Show every line from the data below that includes "Arch".
[Start of section]
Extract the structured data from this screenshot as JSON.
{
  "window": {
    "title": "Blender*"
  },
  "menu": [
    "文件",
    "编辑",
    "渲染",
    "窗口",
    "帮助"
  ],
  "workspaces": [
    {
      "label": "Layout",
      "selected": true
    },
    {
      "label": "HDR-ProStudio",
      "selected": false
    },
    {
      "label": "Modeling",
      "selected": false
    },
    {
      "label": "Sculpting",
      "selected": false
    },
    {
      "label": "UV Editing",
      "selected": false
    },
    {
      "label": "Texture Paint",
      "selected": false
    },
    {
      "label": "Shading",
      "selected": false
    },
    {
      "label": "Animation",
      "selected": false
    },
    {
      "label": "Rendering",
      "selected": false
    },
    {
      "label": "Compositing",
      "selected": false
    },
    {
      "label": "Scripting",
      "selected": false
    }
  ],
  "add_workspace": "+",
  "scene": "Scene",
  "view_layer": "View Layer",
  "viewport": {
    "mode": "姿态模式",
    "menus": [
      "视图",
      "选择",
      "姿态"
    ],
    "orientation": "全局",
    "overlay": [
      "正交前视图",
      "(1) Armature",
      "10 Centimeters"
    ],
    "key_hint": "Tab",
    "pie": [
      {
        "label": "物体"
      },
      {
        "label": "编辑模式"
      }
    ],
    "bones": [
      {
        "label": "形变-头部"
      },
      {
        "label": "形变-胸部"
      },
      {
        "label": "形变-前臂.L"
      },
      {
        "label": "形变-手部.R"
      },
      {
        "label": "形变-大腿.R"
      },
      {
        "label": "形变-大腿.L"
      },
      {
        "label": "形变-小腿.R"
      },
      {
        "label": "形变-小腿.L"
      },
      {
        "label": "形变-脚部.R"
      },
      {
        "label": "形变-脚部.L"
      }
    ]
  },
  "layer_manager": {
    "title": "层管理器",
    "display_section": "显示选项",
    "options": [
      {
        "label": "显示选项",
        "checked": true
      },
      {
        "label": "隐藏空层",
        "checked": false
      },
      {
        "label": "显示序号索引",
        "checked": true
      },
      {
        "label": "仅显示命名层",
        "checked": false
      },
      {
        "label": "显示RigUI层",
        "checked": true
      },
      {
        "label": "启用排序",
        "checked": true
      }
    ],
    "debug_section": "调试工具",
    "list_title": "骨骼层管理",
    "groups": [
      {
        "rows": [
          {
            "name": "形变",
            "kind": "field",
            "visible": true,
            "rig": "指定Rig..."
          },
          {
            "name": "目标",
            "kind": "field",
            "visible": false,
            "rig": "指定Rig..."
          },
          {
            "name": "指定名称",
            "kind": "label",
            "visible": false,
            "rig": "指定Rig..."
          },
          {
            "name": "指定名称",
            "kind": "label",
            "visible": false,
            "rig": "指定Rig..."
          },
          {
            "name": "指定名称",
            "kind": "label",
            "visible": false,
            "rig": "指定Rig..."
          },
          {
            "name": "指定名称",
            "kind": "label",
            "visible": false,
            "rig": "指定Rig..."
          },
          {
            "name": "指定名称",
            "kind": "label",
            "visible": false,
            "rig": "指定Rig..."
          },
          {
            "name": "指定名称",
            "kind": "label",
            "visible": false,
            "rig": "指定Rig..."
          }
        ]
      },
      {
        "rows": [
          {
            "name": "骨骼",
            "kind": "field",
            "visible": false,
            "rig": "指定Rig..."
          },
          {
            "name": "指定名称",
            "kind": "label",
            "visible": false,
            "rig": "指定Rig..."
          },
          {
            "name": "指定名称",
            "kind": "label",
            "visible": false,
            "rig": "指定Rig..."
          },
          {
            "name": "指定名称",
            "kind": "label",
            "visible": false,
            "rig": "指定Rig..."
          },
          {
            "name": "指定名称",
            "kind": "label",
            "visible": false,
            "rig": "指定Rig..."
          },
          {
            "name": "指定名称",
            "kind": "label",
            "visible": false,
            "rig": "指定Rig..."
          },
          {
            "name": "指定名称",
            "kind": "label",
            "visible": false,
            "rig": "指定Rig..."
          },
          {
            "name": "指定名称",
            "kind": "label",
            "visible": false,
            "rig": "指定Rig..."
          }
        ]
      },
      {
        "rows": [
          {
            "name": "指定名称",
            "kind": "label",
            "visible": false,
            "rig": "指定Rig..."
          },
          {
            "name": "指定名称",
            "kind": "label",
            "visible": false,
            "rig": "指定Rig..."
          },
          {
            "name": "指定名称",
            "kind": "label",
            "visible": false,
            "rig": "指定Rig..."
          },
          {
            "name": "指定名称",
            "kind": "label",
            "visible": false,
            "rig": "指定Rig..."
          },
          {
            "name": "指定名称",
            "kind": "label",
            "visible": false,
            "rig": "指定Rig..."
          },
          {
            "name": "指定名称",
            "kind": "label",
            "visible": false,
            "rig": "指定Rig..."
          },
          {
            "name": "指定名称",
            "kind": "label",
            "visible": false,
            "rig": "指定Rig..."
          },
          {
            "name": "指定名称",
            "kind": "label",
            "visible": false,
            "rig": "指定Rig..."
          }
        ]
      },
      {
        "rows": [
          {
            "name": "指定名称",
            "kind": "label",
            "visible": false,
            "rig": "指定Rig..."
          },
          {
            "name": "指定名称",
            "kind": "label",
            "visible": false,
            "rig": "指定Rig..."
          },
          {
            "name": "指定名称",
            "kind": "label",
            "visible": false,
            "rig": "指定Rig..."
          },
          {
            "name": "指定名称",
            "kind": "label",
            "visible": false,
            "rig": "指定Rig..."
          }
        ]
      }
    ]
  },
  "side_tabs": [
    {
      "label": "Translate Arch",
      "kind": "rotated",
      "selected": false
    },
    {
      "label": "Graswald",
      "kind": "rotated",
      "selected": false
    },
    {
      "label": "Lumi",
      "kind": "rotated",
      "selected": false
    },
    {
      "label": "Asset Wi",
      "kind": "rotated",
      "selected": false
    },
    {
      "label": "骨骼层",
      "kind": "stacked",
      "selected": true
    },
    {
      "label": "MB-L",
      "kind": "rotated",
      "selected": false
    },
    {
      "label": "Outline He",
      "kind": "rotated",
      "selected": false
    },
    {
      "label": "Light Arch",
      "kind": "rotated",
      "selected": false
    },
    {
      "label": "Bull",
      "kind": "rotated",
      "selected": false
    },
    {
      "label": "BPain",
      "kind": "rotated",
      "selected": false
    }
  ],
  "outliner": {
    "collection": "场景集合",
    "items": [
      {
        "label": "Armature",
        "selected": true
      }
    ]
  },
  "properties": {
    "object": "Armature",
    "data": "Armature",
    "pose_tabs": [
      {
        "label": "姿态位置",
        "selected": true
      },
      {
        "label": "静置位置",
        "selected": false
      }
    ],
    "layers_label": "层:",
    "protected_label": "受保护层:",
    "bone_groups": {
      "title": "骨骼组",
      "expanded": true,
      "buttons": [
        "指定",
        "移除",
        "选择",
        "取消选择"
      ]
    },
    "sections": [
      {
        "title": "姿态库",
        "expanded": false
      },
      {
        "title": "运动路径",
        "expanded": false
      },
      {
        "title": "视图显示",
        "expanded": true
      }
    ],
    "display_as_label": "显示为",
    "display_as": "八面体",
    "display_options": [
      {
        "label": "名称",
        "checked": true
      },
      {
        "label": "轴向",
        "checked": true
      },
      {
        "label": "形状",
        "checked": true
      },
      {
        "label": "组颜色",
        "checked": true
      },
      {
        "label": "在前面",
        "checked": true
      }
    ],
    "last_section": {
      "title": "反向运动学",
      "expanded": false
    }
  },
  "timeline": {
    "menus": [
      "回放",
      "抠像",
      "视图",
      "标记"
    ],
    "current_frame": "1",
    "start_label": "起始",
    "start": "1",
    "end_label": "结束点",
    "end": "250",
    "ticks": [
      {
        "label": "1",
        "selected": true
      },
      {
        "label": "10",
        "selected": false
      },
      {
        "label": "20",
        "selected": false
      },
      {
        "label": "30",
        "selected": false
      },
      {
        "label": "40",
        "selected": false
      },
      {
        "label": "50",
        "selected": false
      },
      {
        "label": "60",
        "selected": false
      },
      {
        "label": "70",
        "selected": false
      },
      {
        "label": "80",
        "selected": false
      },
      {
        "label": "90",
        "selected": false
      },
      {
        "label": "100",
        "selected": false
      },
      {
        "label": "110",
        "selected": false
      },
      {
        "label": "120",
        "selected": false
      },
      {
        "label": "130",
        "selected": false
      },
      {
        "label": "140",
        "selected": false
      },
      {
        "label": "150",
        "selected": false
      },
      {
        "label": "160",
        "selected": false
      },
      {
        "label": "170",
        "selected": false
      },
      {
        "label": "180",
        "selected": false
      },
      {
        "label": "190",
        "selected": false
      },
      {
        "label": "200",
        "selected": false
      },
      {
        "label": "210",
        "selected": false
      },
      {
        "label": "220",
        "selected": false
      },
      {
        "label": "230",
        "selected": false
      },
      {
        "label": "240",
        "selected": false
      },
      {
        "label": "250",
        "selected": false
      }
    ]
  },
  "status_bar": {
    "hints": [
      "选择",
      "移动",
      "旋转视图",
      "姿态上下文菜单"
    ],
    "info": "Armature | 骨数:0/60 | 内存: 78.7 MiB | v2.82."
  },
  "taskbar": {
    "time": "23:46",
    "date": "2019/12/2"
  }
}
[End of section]
COMPLETED TASK:
      "label": "Translate Arch",
      "label": "Light Arch",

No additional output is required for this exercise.